This is a great organization that has minimal admin and advertising expenses. The doctors go into places that are extremely dangerous in order to give aid to injured, starving, or sick individuals. I think they are highly effective in what they try to do.
This is my favorite charity because they go where the action is and put their lives on the line to help the victims of war and violence. I have given since i can't remember when and will continue. But i must whole heartily agree with those that comment about the monthly mail, and equally frequent emails and phone calls. ENOUGH. You can only drive firm supporters away. Be selective with your solicitations. Become more competent with your very high advertizing expenditures.
Review from CharityNavigator
I HAVE BEEN DONATING TO DWB FOR SEVERAL YEARS NOW THROUGH DIRECT CHARGE TO ONE OF MY CREDIT CARDS. I DON'T MISS THE $$ AND FEEL THAT IT IS DOING SOME GOOD. TAKE A LOOK AROUND YOU, PEOPLE, AND SEE HOW LUCKY WE REALLY ARE HERE IN THE U.S. THESE MEDICAL PERSONNEL GO INTO WAR ZONES TO GIVE HELP TO PEOPLE WHO HAVE NOTHING!! OPEN YOUR POCKETS, EVEN FOR A SMALL AMOUNT, AND SHINE A LIGHT IN THE WORLD. I HAVE NEVER HAD ANY PROBLEMS WITH THIS CHARITY.
GOOD CHARIITY! IT MAKE ME HAPPY. Thaks for you time! - Jeff
I have donated to Doctors without Borders for years and feel confident that my money is going to save lives effectively. I used to receive more mail than I wanted, but I contacted them and the mail has slowed considerably. On their site, this is their suggestion for updating mail preferences:
"We can send you mail as often as you would like. We can limit the mailings to quarterly, twice a year, just once a year, or none at all. Simply state your preference when making your gift or send an email, with your name, address, and mail preference, to email@example.com.
Please note that due to our mail production schedule it may take up to 6-8 weeks for this request to take effect."
I'm sure Doctors Without Borders is well worth any donation we can give. When they sent me a snail mail request for a donation, I donated $50.00 through Charity Navigator rather than write a check and mail it. As it turned out, the total charge to my bank account was $57.37 -- "processing fee" of 2.37 and another, unspecified fee for 5.00. Charity Navigator won't let me rate them, and this unknown intermediary, "Network for Good" (which seems to have claimed the unspecified five dollars) doesn't appear on Charity Navigator's list of charities. I didn't authorize these charges. I will donate to Doctors Without Borders again, but guess how I will NOT be doing it from now on.
I have a family member who just returned from E. Africa after having spent nine months with the U.S. Military on the Kony mission. I asked him if he came across any charitable organizations working there I should support. His immediate answer was DWB. He said it is reaching people like none other. I’ve been a long-time donor and getting his first hand confirmation sealed the deal for future donations.
Review from CharityNavigator
I wrote this charity, explaining that I could not contribute in the near future and suggested that they could try again in two years. It had no effect. Well, I tried. If they persist, I will keep any gifts received and throw everything else away.

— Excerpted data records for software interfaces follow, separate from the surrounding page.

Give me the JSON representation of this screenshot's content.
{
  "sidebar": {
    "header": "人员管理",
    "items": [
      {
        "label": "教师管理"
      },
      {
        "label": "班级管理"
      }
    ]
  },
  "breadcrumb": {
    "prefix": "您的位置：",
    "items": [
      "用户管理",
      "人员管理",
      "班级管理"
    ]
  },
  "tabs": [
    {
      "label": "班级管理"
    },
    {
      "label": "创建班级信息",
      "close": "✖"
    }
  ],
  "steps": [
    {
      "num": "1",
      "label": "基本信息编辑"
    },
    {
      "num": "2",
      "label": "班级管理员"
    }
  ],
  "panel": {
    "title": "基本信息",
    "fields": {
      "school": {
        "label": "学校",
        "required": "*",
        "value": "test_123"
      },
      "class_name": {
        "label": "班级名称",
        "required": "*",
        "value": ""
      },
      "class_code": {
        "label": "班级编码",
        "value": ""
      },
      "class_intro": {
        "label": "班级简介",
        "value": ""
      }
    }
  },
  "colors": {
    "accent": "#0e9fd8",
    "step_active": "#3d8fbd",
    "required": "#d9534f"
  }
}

Doctors Without Borders 08/15/2012
Thank you for your past support and for sharing your concerns about Doctors Without Borders' fundraising practices. We value your feedback and want to address your concerns specifically and directly. Doctors Without Borders takes the contact preferences of our supporters very seriously and makes every effort to honor requests to either limit or stop completely mailings and other requests for contributions. Please contact our Donor Services department at your convenience and we will make sure our records reflect your preference. Donor Services, 212-763-5779 or firstname.lastname@example.org